*Work required*. Look through the records below, and copy out every line that holds the string "name".
--- Task material Enclosed Below ---
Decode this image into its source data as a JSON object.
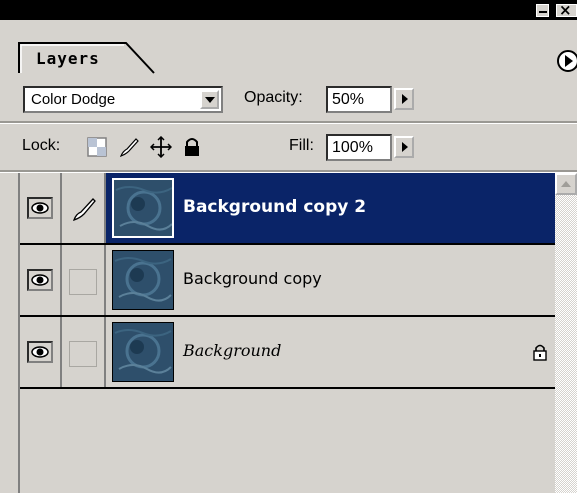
{
  "window": {
    "minimize_icon": "minimize-icon",
    "close_icon": "close-icon"
  },
  "tabs": [
    {
      "label": "Layers",
      "active": true
    }
  ],
  "panel_menu_icon": "right-arrow-circle-icon",
  "blend": {
    "mode": "Color Dodge",
    "opacity_label": "Opacity:",
    "opacity_value": "50%"
  },
  "lock": {
    "label": "Lock:",
    "icons": [
      "lock-transparent-pixels-icon",
      "lock-image-pixels-icon",
      "lock-position-icon",
      "lock-all-icon"
    ],
    "fill_label": "Fill:",
    "fill_value": "100%"
  },
  "layers": [
    {
      "name": "Background copy 2",
      "visible": true,
      "selected": true,
      "brush_icon": true,
      "locked": false
    },
    {
      "name": "Background copy",
      "visible": true,
      "selected": false,
      "brush_icon": false,
      "locked": false
    },
    {
      "name": "Background",
      "visible": true,
      "selected": false,
      "brush_icon": false,
      "locked": true
    }
  ],
  "colors": {
    "panel_bg": "#d6d3ce",
    "selected_row": "#0a2468",
    "titlebar": "#000000"
  }
}
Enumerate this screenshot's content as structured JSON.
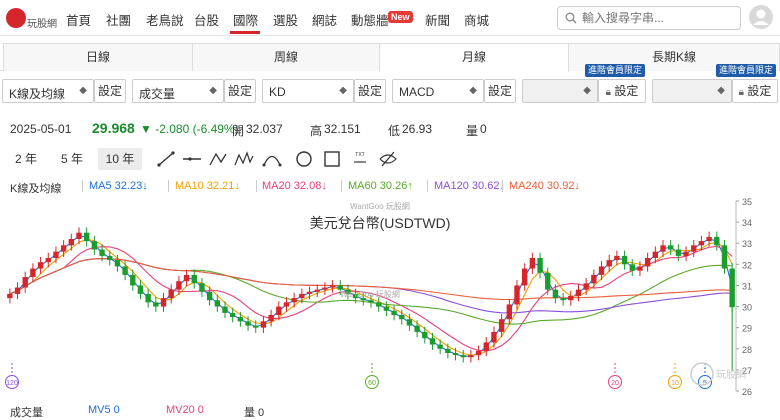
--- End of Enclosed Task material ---
*Exercise solution*.
      "name": "Background copy 2",
      "name": "Background copy",
      "name": "Background",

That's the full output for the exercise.